* _What to work on_
Could you copy out every line of the data where the word "true" occurs?
--- Exercise data ---
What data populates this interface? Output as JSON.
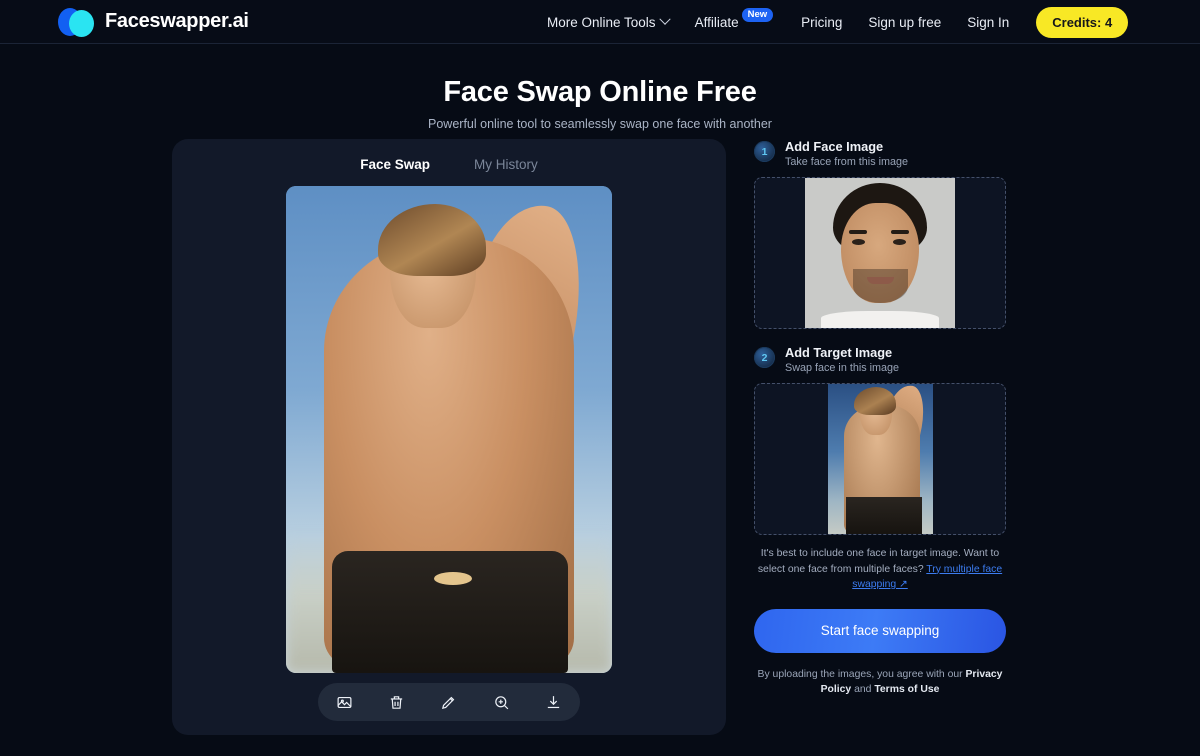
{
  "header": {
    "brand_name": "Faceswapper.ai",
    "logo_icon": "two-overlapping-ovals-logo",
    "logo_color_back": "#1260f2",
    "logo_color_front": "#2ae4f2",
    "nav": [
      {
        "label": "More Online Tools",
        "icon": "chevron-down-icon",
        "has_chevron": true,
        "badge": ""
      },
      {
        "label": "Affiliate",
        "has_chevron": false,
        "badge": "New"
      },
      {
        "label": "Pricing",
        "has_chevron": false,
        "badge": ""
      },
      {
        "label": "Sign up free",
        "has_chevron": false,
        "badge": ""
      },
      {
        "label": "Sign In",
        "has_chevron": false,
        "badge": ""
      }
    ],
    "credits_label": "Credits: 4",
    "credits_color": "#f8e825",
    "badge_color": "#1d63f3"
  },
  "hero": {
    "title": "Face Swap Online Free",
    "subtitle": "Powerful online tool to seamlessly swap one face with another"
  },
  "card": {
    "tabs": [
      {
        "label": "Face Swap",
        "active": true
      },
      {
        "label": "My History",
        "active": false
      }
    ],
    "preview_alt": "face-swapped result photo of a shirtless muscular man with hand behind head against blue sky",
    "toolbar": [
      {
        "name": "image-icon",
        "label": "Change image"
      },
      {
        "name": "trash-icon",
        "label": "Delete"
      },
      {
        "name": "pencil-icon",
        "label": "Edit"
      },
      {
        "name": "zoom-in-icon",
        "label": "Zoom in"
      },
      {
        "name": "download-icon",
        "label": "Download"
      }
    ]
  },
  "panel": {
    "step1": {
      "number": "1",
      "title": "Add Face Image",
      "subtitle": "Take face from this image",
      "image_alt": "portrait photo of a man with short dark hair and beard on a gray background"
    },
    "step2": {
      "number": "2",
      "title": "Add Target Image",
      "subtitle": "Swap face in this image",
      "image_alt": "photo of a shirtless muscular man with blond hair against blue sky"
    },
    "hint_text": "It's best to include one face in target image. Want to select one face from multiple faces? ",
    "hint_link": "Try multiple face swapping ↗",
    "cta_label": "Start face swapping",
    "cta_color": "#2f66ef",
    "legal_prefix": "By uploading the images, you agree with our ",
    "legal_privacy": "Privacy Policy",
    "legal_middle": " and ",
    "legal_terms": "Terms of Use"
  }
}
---
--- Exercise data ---
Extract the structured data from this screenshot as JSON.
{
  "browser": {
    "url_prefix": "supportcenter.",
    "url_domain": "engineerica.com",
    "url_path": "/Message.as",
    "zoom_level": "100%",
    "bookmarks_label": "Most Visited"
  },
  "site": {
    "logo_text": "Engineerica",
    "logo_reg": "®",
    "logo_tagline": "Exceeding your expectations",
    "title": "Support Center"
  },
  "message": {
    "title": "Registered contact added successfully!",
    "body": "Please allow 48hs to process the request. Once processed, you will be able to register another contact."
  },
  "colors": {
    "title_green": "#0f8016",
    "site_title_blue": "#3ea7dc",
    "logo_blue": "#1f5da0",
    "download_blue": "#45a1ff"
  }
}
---
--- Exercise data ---
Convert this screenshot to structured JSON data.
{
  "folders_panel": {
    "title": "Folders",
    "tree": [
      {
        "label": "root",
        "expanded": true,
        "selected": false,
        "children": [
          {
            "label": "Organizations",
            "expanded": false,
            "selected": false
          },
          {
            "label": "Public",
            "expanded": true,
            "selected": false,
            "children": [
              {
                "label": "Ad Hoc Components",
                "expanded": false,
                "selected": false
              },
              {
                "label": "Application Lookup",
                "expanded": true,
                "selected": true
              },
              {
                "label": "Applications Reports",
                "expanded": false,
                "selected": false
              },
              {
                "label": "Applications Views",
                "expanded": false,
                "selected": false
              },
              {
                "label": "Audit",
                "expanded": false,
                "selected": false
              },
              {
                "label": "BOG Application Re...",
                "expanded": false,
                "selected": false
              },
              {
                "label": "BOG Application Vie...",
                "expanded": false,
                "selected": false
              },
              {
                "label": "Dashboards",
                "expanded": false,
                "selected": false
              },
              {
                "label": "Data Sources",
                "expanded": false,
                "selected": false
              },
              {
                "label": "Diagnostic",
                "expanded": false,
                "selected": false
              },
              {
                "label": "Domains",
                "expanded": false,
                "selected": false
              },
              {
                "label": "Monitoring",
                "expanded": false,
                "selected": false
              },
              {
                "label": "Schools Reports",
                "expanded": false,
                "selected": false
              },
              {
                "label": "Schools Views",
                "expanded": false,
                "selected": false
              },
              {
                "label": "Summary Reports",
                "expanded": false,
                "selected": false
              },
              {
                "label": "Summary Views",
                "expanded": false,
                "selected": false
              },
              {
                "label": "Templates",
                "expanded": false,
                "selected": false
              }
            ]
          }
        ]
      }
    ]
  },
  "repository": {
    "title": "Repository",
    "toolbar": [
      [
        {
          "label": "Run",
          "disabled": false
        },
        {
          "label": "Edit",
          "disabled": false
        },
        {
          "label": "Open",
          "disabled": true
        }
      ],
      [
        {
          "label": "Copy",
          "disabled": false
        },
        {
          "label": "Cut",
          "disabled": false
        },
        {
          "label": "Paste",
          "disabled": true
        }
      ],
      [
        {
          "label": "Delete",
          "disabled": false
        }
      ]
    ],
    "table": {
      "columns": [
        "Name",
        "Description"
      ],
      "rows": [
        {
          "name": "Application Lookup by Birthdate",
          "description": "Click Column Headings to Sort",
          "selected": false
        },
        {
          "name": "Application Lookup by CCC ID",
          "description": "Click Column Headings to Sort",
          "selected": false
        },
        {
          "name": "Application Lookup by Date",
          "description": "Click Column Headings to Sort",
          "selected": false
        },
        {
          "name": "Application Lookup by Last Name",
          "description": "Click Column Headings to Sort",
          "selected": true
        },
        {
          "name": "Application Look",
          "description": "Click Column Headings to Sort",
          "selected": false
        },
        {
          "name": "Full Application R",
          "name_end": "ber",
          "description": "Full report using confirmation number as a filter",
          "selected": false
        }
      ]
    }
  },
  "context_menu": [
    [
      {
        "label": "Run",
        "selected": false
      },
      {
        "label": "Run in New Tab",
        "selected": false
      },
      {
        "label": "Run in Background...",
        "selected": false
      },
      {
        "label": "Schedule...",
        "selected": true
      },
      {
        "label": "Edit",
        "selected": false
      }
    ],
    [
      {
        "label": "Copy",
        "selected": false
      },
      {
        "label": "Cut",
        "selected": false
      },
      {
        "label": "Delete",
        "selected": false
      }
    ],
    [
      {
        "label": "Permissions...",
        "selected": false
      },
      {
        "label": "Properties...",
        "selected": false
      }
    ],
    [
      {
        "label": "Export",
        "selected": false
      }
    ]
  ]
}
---
* _Solution to the exercise_
        "has_chevron": true,
        "active": true
        "expanded": true,
            "expanded": true,
                "expanded": true,
                "selected": true
          "disabled": true
          "disabled": true
          "selected": true
        "selected": true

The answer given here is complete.